Used Scion xB and tC Will Be Great Buys

Just Because Scion is Ending Production Doesn't Make Them Bad Cars

yellow 2008 Scion xB


Recently, it was announced that Scion is discontinuing the xB and tC models. Don't let that discourage you from purchasing either going forward as used cars.

It seems like more and more is being written about what is known as orphan cars—cars that have been discontinued by their manufacturers. Mostly it has to do with poor sales and declining interest in the vehicles.

That's not quite what Scion is claiming about the Scion xB and the Scion tC. Its general manager claims that Scion has said all along that its models will be one and done. In effect, there won't be an entirely redesigned new car bearing the xB title nor the tC title.

What's weird about the one-and-done claim is the belief that the Scion xB was in its second generation. That's a belief backed up by's new car guide Aaron Gold. He referred to the 2008 Scion xB as the second generation, too. He also called it a proper family car.

The strange thing is Aaron also refers to the 2011 Scion tC as being all-new, which would imply a second generation for the little coupe that was first introduced in 2004. Like others, Aaron just kind of liked the car and wasn't bubbling over in his enthusiasm for it. Positive reviews were probably going to be ignored because, frankly, Scion had at that point in 2011 become a largely ignored brand. (That's all changed with the onset of the Scion FR-S, which should finally give the brand some mojo again.)

Of the two, the Scion xB is the much better car and it's a shame to see it go. Consumer Reports fairly loves the Scion xB. It said in its overview (subscription required for full information). "The cube-like xB has very good space efficiency and a roomy interior. The low floor and high roof make access almost as easy as walking into the next room. Handling is fairly nimble. Good visibility and compact dimensions make the xB a great city car." It calls the Scion xB a Good Bet for a used car.

Like Aaron, Consumer Reports is underwhelmed by the Scion tC (except at the fuel pump). In its overview, the magazine says, "Expect very good fuel economy. 2011's redesign brought a power boost to 180-hp, and a choice of a 6-speed manual or automatic, but the noisy cabin and jittery ride remained." Unlike its sibling, the Scion tC is not considered a good bet as a used car by Consumer Reports.

Use that last little tidbit to your advantage if you are shopping for a coupe. Point out to any prospective sellers that Consumer Reports does not recommend the Scion tC as a good bet and that makes you concerned as a buyer.

Consider that a ploy on your part to get a better price for the vehicle, especially from a private seller. One point to clarify: Consumer Reports has no reliability data for the 2009 to 2011 Scion tC models. That's most likely because not enough data has been supplied by its subscribers to rate the vehicle.
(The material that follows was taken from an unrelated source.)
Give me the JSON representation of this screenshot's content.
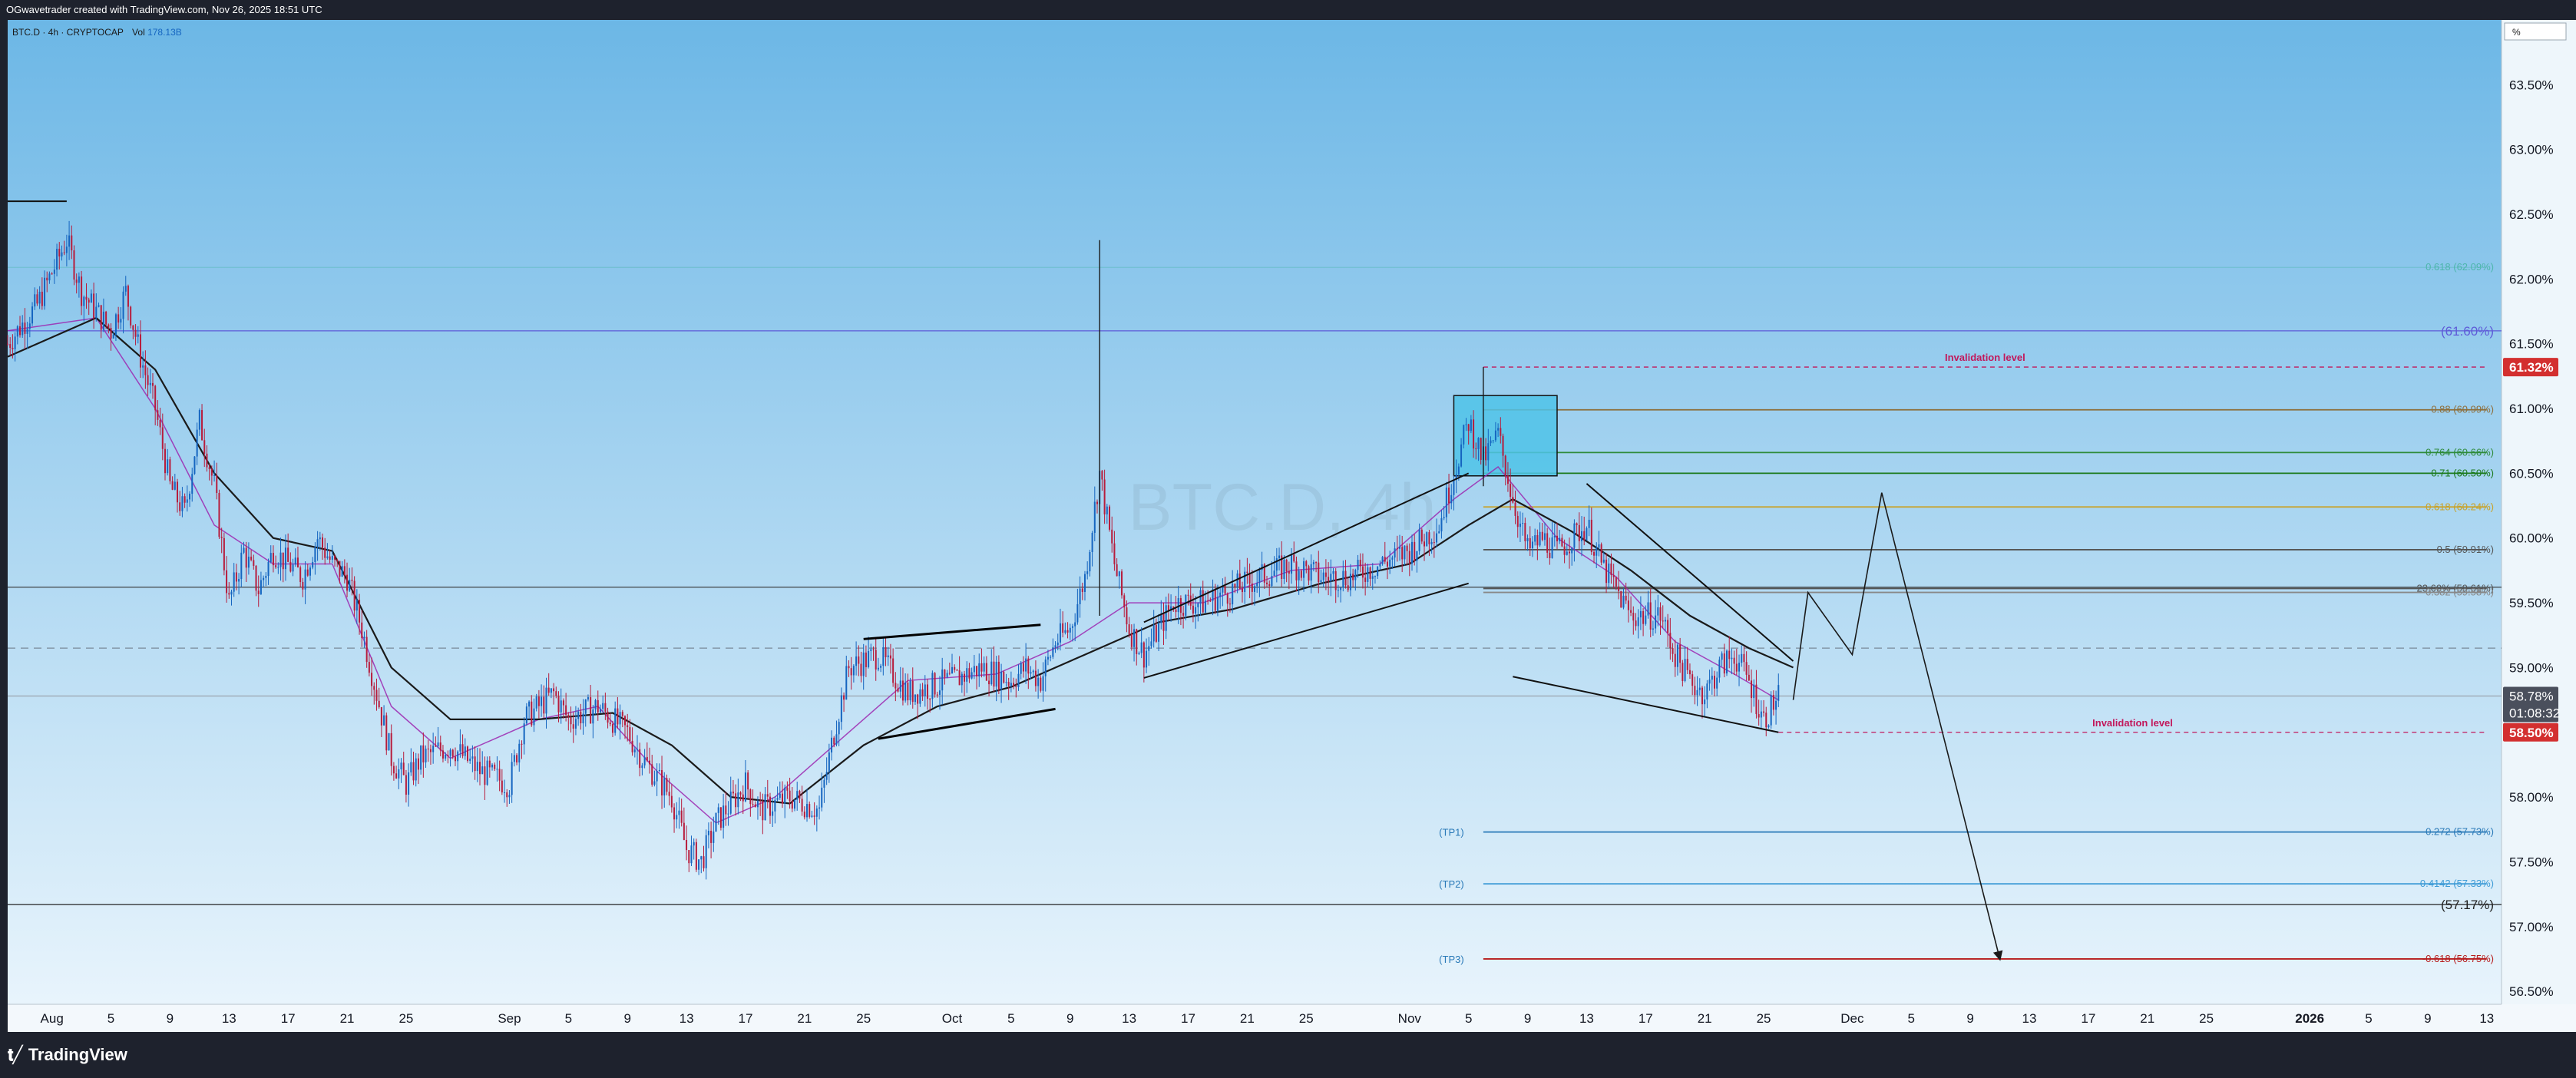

You have little to worry about with older Scion tC models. Its average reliability by Consumer Reports is perplexing because with the 2005 to 2008 models, only the 2008 model has one white circle (indicating average reliability) for major transmission problems and the 2007 model has average reliability for the fuel system. Otherwise, everything else is above average or excellent reliability.

Let's face it. Scions are made by Toyota. They're going to be fairly reliable. You, as an informed buyer, will know that but sellers may have trouble countering you when you point out Consumer Reports does not label the Scion tC a good bet. That doesn't mean Consumer Reports doesn't recommend the car but it might seem that way.

Frankly, you might have trouble negotiating much on a Scion xB. It's a good bet from Consumer Reports. Less-informed sellers might fall for the belief that its discontinuance lowers its value somewhat. It's always worth trying.

However, don't be upset about paying the asking price for either a Scion tC or Scion xB. Overall, they are both good used cars. As always, make sure you have a complete independent inspection done of any used car before making the final purchase.